College of Business and Economics | Nov. 18, 2013 | Spotlight

Cal State L.A. professor helps meet the big data challenge

Professor Woo partners with Cloudera, Amazon Web Services to prepare students for the rapidly emerging big data market

Picture of Professor Woo

In the information age, social media, smart phones, web applications, and work and other networks generate massive amounts of data.
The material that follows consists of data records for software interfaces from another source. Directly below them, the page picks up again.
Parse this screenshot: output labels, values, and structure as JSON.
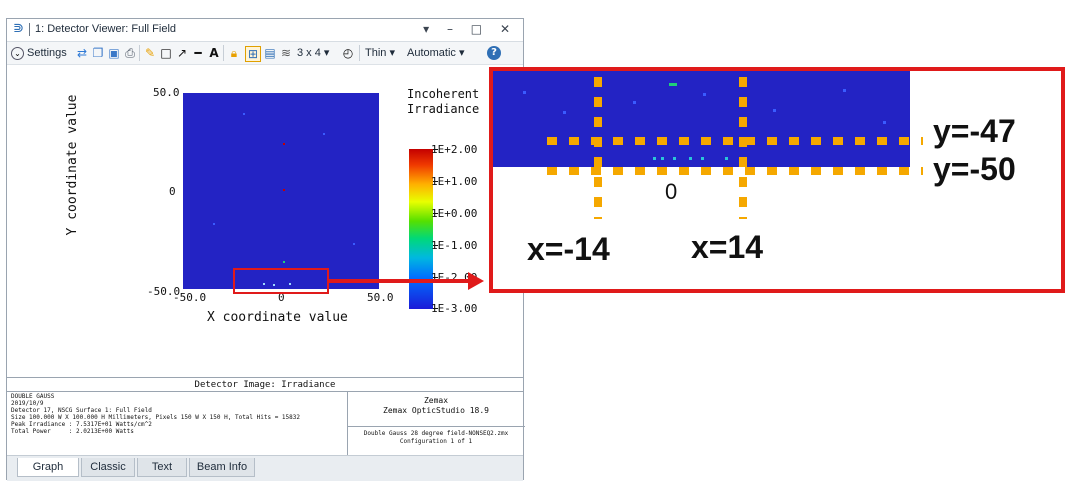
{
  "window": {
    "title": "1: Detector Viewer: Full Field",
    "title_controls": "▾ – □ ✕"
  },
  "toolbar": {
    "settings_label": "Settings",
    "layout_label": "3 x 4 ▾",
    "thin_label": "Thin ▾",
    "automatic_label": "Automatic ▾"
  },
  "plot": {
    "y_axis_label": "Y coordinate value",
    "x_axis_label": "X coordinate value",
    "y_ticks": [
      "50.0",
      "0",
      "-50.0"
    ],
    "x_ticks": [
      "-50.0",
      "0",
      "50.0"
    ],
    "colorbar_title_1": "Incoherent",
    "colorbar_title_2": "Irradiance",
    "colorbar_ticks": [
      "1E+2.00",
      "1E+1.00",
      "1E+0.00",
      "1E-1.00",
      "1E-2.00",
      "1E-3.00"
    ]
  },
  "info": {
    "title": "Detector Image: Irradiance",
    "left_text": "DOUBLE GAUSS\n2019/10/9\nDetector 17, NSCG Surface 1: Full Field\nSize 100.000 W X 100.000 H Millimeters, Pixels 150 W X 150 H, Total Hits = 15832\nPeak Irradiance : 7.5317E+01 Watts/cm^2\nTotal Power     : 2.0213E+00 Watts",
    "right_line1": "Zemax",
    "right_line2": "Zemax OpticStudio 18.9",
    "right_file": "Double Gauss 28 degree field-NONSEQ2.zmx",
    "right_config": "Configuration 1 of 1"
  },
  "tabs": [
    "Graph",
    "Classic",
    "Text",
    "Beam Info"
  ],
  "zoom": {
    "label_y47": "y=-47",
    "label_y50": "y=-50",
    "label_x_neg": "x=-14",
    "label_x_pos": "x=14",
    "label_zero": "0"
  },
  "colors": {
    "highlight_red": "#e01a1a",
    "guide_orange": "#f5a800",
    "detector_blue": "#2323c4"
  }
}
How will business or other entities store all this data?

Cal State L.A.’s Professor Jongwook Woo is seeking for solutions, especially for private businesses and global companies looking into more cost-effective ways to collect and process the increasingly large and complex data sets.

“It is too expensive to store and compute big data using traditional technology, so it is idea to have the data run on multiple commodity computers in parallel with big data platforms,” said CSULA Professor Jongwook Woo, who is training information systems students at CSULA on how to use big data systems for data storage, management, and analytics.
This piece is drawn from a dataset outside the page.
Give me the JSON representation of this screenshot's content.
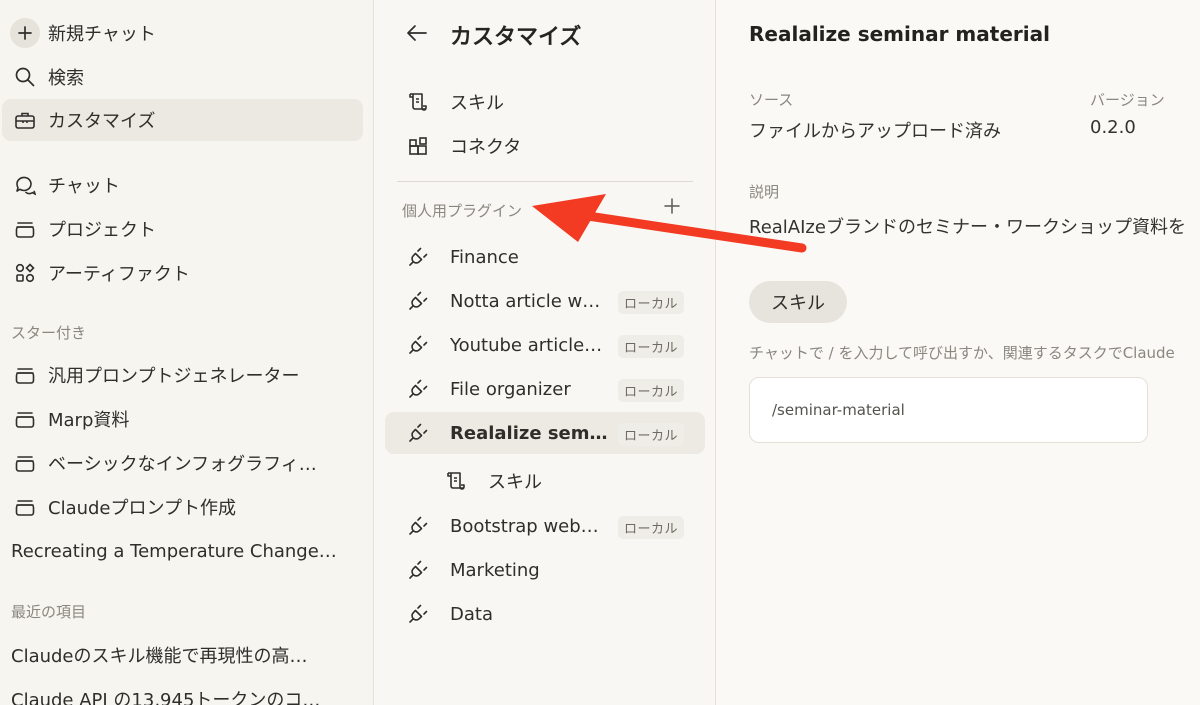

According to a study published in a 2011 Science magazine, the world’s technological capacity to share information has roughly doubled every 40 months since the 1980s; as of 2012, every day 2.5 quintillion bytes of data were created.

Most institutes, industries and research centers have recently been adopting big data systems, and they are actively recruiting individuals knowledgeable in such technology.

To prepare CSULA students for the growing field, Woo has partnered with Cloudera Enterprise to teach practical programming knowledge of big data services and applications, such as Hadoop, MapReduce, Hive, Sqoop, Flume, and Pig.

Cloudera is a leader in Hadoop-based software and offers a powerful new data platform that enables companies and organizations to look at all their data.

“This is the first time Hadoop and its ecosystems have been taught at CSULA and any other university in Southern California,” said Woo. “It is a great opportunity for CSULA to become a leading university in helping students fill big data jobs.”

Woo, who garnered an Amazon Web Services (AWS) educational grant and an AWS research grant, started teaching classes related to big data this past spring for the university’s Department of Information Systems.

The educational grant provides an inexpensive way for him to teach courses in distributed/parallel computing and storage-intensive subject matter.

“In the past, such courses would have required extensive hardware and network infrastructure, but now we can offer these courses at CSULA,” explained Woo.

The funding also provides each student with access to the global computing infrastructure and storage capacity from the AWS cloud for hands-on exercises in Hadoop and its ecosystems.

As part of the AWS research grant, Woo has been involved in big data projects to study customer behavior of transaction data in the market, to analyze movie data statistics, and to detect data pattern of security log data in the security industry.

Woo has been consulted regionally and globally for his big data expertise. He recently traveled to Korea to train engineers at Samsung Electronics but he also sees the potential for adopting systems on campus.

“Many departments at CSULA that produce and want to analyze large scale data can adopt and learn big data technology,” said Woo, who is also director of the University’s High Performance Information Computer Center.